*WHAT YOU NEED TO DO*: Every line of the material is to be repeated exactly as it stands.
══════════
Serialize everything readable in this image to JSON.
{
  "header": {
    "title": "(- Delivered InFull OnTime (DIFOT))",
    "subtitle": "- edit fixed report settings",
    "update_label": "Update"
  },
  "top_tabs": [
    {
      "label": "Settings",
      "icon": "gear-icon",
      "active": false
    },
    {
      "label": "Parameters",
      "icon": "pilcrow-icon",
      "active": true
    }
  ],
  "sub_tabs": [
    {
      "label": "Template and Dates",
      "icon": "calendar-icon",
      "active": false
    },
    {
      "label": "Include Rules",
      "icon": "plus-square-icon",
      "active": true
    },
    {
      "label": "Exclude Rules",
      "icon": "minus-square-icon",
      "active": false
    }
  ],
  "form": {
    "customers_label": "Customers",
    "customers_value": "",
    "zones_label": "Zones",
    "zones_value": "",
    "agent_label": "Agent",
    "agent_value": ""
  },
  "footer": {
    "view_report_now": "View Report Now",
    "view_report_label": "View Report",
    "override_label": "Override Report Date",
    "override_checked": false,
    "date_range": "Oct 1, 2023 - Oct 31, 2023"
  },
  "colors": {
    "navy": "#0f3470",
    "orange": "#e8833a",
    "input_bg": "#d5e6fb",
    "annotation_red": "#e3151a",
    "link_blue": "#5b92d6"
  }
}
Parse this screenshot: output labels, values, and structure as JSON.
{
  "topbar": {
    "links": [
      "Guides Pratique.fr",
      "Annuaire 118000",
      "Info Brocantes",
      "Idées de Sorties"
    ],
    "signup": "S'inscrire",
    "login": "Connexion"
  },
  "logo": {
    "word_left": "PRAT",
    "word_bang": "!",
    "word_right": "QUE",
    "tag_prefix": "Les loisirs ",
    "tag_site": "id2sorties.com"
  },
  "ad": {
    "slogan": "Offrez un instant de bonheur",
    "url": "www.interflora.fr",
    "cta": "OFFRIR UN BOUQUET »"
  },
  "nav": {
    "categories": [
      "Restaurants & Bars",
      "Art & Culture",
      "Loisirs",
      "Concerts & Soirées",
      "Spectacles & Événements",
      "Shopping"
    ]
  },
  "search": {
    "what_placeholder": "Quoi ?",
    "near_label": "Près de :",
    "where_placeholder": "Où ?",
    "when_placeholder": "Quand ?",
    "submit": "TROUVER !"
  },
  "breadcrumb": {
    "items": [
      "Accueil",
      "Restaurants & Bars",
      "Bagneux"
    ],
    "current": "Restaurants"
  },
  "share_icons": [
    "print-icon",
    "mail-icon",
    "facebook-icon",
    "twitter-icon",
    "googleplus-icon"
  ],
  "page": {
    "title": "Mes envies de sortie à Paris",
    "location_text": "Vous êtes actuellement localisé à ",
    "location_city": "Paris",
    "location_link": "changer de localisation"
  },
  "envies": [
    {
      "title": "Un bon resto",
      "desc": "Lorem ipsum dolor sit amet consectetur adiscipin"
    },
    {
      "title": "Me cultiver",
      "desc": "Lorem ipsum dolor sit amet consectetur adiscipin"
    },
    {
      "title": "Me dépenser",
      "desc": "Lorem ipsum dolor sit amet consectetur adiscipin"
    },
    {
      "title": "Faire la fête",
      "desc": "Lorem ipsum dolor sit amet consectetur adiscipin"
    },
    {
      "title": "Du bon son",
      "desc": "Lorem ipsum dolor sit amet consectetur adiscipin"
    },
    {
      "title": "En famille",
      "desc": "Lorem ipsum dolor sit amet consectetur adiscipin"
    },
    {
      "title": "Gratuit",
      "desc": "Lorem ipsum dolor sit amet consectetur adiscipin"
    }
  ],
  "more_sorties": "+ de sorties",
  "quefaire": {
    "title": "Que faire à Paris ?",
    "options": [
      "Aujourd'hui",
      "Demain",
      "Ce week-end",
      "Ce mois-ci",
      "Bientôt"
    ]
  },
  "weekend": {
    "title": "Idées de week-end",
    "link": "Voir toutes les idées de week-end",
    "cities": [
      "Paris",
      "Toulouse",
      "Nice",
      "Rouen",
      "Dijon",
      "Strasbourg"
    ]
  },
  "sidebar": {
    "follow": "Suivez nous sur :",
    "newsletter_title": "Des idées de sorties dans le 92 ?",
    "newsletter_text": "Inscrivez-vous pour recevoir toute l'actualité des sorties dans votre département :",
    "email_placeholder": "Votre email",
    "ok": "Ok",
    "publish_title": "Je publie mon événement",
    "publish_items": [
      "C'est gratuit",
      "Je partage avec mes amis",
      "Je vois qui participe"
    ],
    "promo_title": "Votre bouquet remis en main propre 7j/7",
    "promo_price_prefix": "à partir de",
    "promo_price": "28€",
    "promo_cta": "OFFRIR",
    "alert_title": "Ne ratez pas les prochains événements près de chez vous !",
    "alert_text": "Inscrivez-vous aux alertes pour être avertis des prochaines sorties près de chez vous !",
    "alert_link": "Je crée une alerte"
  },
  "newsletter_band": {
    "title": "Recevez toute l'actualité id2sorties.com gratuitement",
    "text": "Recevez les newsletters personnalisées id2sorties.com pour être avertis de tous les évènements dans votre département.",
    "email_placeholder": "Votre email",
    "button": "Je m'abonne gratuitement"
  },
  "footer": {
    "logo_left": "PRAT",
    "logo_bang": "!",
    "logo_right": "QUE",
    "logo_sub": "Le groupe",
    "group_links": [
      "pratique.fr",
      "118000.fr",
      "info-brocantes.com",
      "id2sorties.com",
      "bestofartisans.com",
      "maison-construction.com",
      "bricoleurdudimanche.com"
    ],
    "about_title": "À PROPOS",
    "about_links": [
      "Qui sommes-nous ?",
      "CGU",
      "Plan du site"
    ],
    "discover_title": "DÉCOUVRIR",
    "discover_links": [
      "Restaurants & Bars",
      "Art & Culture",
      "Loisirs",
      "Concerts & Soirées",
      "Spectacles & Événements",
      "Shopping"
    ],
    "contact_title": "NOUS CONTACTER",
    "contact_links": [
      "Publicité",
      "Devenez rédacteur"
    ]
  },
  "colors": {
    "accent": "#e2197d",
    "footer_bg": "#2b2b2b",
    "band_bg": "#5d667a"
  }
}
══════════
*FINISHED EXERCISE*:
Serialize everything readable in this image to JSON.
{
  "header": {
    "title": "(- Delivered InFull OnTime (DIFOT))",
    "subtitle": "- edit fixed report settings",
    "update_label": "Update"
  },
  "top_tabs": [
    {
      "label": "Settings",
      "icon": "gear-icon",
      "active": false
    },
    {
      "label": "Parameters",
      "icon": "pilcrow-icon",
      "active": true
    }
  ],
  "sub_tabs": [
    {
      "label": "Template and Dates",
      "icon": "calendar-icon",
      "active": false
    },
    {
      "label": "Include Rules",
      "icon": "plus-square-icon",
      "active": true
    },
    {
      "label": "Exclude Rules",
      "icon": "minus-square-icon",
      "active": false
    }
  ],
  "form": {
    "customers_label": "Customers",
    "customers_value": "",
    "zones_label": "Zones",
    "zones_value": "",
    "agent_label": "Agent",
    "agent_value": ""
  },
  "footer": {
    "view_report_now": "View Report Now",
    "view_report_label": "View Report",
    "override_label": "Override Report Date",
    "override_checked": false,
    "date_range": "Oct 1, 2023 - Oct 31, 2023"
  },
  "colors": {
    "navy": "#0f3470",
    "orange": "#e8833a",
    "input_bg": "#d5e6fb",
    "annotation_red": "#e3151a",
    "link_blue": "#5b92d6"
  }
}
Parse this screenshot: output labels, values, and structure as JSON.
{
  "topbar": {
    "links": [
      "Guides Pratique.fr",
      "Annuaire 118000",
      "Info Brocantes",
      "Idées de Sorties"
    ],
    "signup": "S'inscrire",
    "login": "Connexion"
  },
  "logo": {
    "word_left": "PRAT",
    "word_bang": "!",
    "word_right": "QUE",
    "tag_prefix": "Les loisirs ",
    "tag_site": "id2sorties.com"
  },
  "ad": {
    "slogan": "Offrez un instant de bonheur",
    "url": "www.interflora.fr",
    "cta": "OFFRIR UN BOUQUET »"
  },
  "nav": {
    "categories": [
      "Restaurants & Bars",
      "Art & Culture",
      "Loisirs",
      "Concerts & Soirées",
      "Spectacles & Événements",
      "Shopping"
    ]
  },
  "search": {
    "what_placeholder": "Quoi ?",
    "near_label": "Près de :",
    "where_placeholder": "Où ?",
    "when_placeholder": "Quand ?",
    "submit": "TROUVER !"
  },
  "breadcrumb": {
    "items": [
      "Accueil",
      "Restaurants & Bars",
      "Bagneux"
    ],
    "current": "Restaurants"
  },
  "share_icons": [
    "print-icon",
    "mail-icon",
    "facebook-icon",
    "twitter-icon",
    "googleplus-icon"
  ],
  "page": {
    "title": "Mes envies de sortie à Paris",
    "location_text": "Vous êtes actuellement localisé à ",
    "location_city": "Paris",
    "location_link": "changer de localisation"
  },
  "envies": [
    {
      "title": "Un bon resto",
      "desc": "Lorem ipsum dolor sit amet consectetur adiscipin"
    },
    {
      "title": "Me cultiver",
      "desc": "Lorem ipsum dolor sit amet consectetur adiscipin"
    },
    {
      "title": "Me dépenser",
      "desc": "Lorem ipsum dolor sit amet consectetur adiscipin"
    },
    {
      "title": "Faire la fête",
      "desc": "Lorem ipsum dolor sit amet consectetur adiscipin"
    },
    {
      "title": "Du bon son",
      "desc": "Lorem ipsum dolor sit amet consectetur adiscipin"
    },
    {
      "title": "En famille",
      "desc": "Lorem ipsum dolor sit amet consectetur adiscipin"
    },
    {
      "title": "Gratuit",
      "desc": "Lorem ipsum dolor sit amet consectetur adiscipin"
    }
  ],
  "more_sorties": "+ de sorties",
  "quefaire": {
    "title": "Que faire à Paris ?",
    "options": [
      "Aujourd'hui",
      "Demain",
      "Ce week-end",
      "Ce mois-ci",
      "Bientôt"
    ]
  },
  "weekend": {
    "title": "Idées de week-end",
    "link": "Voir toutes les idées de week-end",
    "cities": [
      "Paris",
      "Toulouse",
      "Nice",
      "Rouen",
      "Dijon",
      "Strasbourg"
    ]
  },
  "sidebar": {
    "follow": "Suivez nous sur :",
    "newsletter_title": "Des idées de sorties dans le 92 ?",
    "newsletter_text": "Inscrivez-vous pour recevoir toute l'actualité des sorties dans votre département :",
    "email_placeholder": "Votre email",
    "ok": "Ok",
    "publish_title": "Je publie mon événement",
    "publish_items": [
      "C'est gratuit",
      "Je partage avec mes amis",
      "Je vois qui participe"
    ],
    "promo_title": "Votre bouquet remis en main propre 7j/7",
    "promo_price_prefix": "à partir de",
    "promo_price": "28€",
    "promo_cta": "OFFRIR",
    "alert_title": "Ne ratez pas les prochains événements près de chez vous !",
    "alert_text": "Inscrivez-vous aux alertes pour être avertis des prochaines sorties près de chez vous !",
    "alert_link": "Je crée une alerte"
  },
  "newsletter_band": {
    "title": "Recevez toute l'actualité id2sorties.com gratuitement",
    "text": "Recevez les newsletters personnalisées id2sorties.com pour être avertis de tous les évènements dans votre département.",
    "email_placeholder": "Votre email",
    "button": "Je m'abonne gratuitement"
  },
  "footer": {
    "logo_left": "PRAT",
    "logo_bang": "!",
    "logo_right": "QUE",
    "logo_sub": "Le groupe",
    "group_links": [
      "pratique.fr",
      "118000.fr",
      "info-brocantes.com",
      "id2sorties.com",
      "bestofartisans.com",
      "maison-construction.com",
      "bricoleurdudimanche.com"
    ],
    "about_title": "À PROPOS",
    "about_links": [
      "Qui sommes-nous ?",
      "CGU",
      "Plan du site"
    ],
    "discover_title": "DÉCOUVRIR",
    "discover_links": [
      "Restaurants & Bars",
      "Art & Culture",
      "Loisirs",
      "Concerts & Soirées",
      "Spectacles & Événements",
      "Shopping"
    ],
    "contact_title": "NOUS CONTACTER",
    "contact_links": [
      "Publicité",
      "Devenez rédacteur"
    ]
  },
  "colors": {
    "accent": "#e2197d",
    "footer_bg": "#2b2b2b",
    "band_bg": "#5d667a"
  }
}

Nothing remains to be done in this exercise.